One day he asked me to type a letter for him. I was not a particularly good typist (it was only years later, getting a degree in creative writing, and typing hours a day, that I really began to type well — later, in law school I discovered, to my great surprise that I could touch type with no need to look at the keys) but my hunting and pecking was much faster than my father’s. We had no correction tape or white out in the house, no way to fix a typo.
My father stood beside me and dictated the short business letter. I sat at the kitchen table typing carefully. Amazingly, I typed the whole thing without a mistake. Until the world “sincerely” which somehow contained a typo. My father exploded in frustration, which was his way of dealing with things not being the way he needed them to be.
A friend called to check in on me and was alarmed by how despondent I sounded. I told him the story of typing the letter. He told me “you have to get out of there. Today. I have a spare bedroom in the apartment, you can stay there. Whatever you do, get out of there. You will die if you stay there.”
A few days later I was living in his spare bedroom, playing the guitar and recording melancholy songs I was coming up with on his four track reel to reel tape recorder. I still dreaded every day light hour and was seeing a therapist twice a week. It was a long, dark road back, but one day, shortly after moving back into my own apartment, I met and began having sex with a very cute young woman, and shortly thereafter a second one. After a few weeks of this I chose the one I liked better, said goodbye to the other one, and took with me the lessons I’d learned during that long season of depression.

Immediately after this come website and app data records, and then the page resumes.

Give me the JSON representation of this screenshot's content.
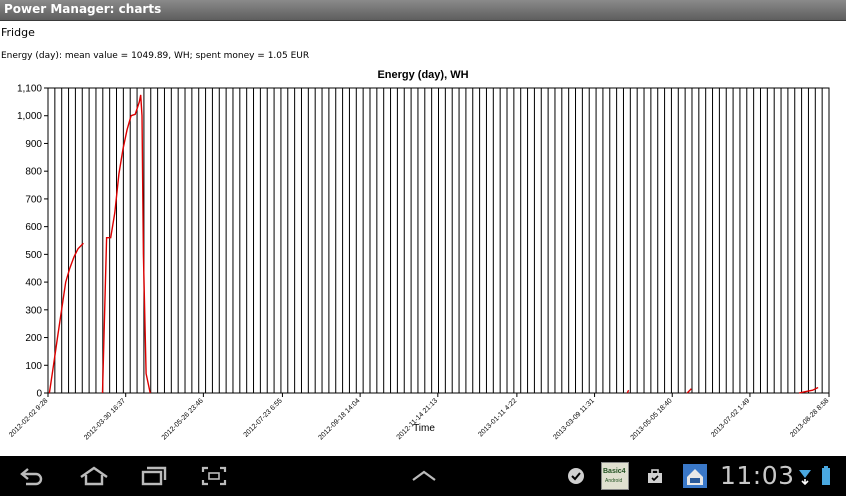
{
  "app": {
    "title": "Power Manager: charts"
  },
  "device_name": "Fridge",
  "summary": "Energy (day):  mean value = 1049.89, WH; spent money = 1.05 EUR",
  "chart_data": {
    "type": "line",
    "title": "Energy (day), WH",
    "xlabel": "Time",
    "ylabel": "",
    "ylim": [
      0,
      1100
    ],
    "y_ticks": [
      0,
      100,
      200,
      300,
      400,
      500,
      600,
      700,
      800,
      900,
      1000,
      1100
    ],
    "y_tick_labels": [
      "0",
      "100",
      "200",
      "300",
      "400",
      "500",
      "600",
      "700",
      "800",
      "900",
      "1,000",
      "1,100"
    ],
    "x_range_days": [
      0,
      573
    ],
    "x_ticks": [
      {
        "day": 0,
        "label": "2012-02-02 9:28"
      },
      {
        "day": 57,
        "label": "2012-03-30 16:37"
      },
      {
        "day": 114,
        "label": "2012-05-26 23:46"
      },
      {
        "day": 172,
        "label": "2012-07-23 6:55"
      },
      {
        "day": 229,
        "label": "2012-09-18 14:04"
      },
      {
        "day": 286,
        "label": "2012-11-14 21:13"
      },
      {
        "day": 344,
        "label": "2013-01-11 4:22"
      },
      {
        "day": 401,
        "label": "2013-03-09 11:31"
      },
      {
        "day": 458,
        "label": "2013-05-05 18:40"
      },
      {
        "day": 515,
        "label": "2013-07-02 1:49"
      },
      {
        "day": 573,
        "label": "2013-08-28 8:58"
      }
    ],
    "grid": true,
    "grid_lines": 114,
    "series": [
      {
        "name": "",
        "color": "#dd0000",
        "segments": [
          [
            [
              1,
              0
            ],
            [
              4,
              100
            ],
            [
              7,
              200
            ],
            [
              10,
              300
            ],
            [
              13,
              400
            ],
            [
              16,
              450
            ],
            [
              19,
              490
            ],
            [
              22,
              520
            ],
            [
              26,
              540
            ]
          ],
          [
            [
              40,
              0
            ],
            [
              43,
              560
            ],
            [
              46,
              560
            ],
            [
              49,
              650
            ],
            [
              52,
              790
            ],
            [
              55,
              880
            ],
            [
              58,
              950
            ],
            [
              61,
              1000
            ],
            [
              64,
              1005
            ],
            [
              67,
              1050
            ],
            [
              68,
              1075
            ],
            [
              69,
              1000
            ],
            [
              70,
              500
            ],
            [
              72,
              70
            ],
            [
              75,
              0
            ]
          ],
          [
            [
              425,
              0
            ],
            [
              426,
              10
            ]
          ],
          [
            [
              469,
              0
            ],
            [
              472,
              15
            ]
          ],
          [
            [
              551,
              0
            ],
            [
              556,
              5
            ],
            [
              561,
              10
            ],
            [
              565,
              20
            ]
          ]
        ]
      }
    ]
  },
  "statusbar": {
    "time": "11:03",
    "icons": [
      "check-circle-icon",
      "basic4android-icon",
      "briefcase-icon",
      "home-app-icon",
      "wifi-download-icon",
      "battery-icon"
    ],
    "nav_icons": [
      "back-icon",
      "home-icon",
      "recents-icon",
      "screenshot-icon",
      "up-arrow-icon"
    ],
    "basic_label": "Basic4",
    "basic_sub": "Android"
  }
}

Lesson number one, do not kick, whip or beat yourself, for any reason, and get the destructive voice of the internalized victimizer (in my case my father) out of your head. It was a long project, over many years, but I no longer kick myself, and my father’s voice has changed to the humanistic one he displayed the last night of his life. It has since evolved into the clever, insightful, merciful one that I’ve been in dialogue with ever since.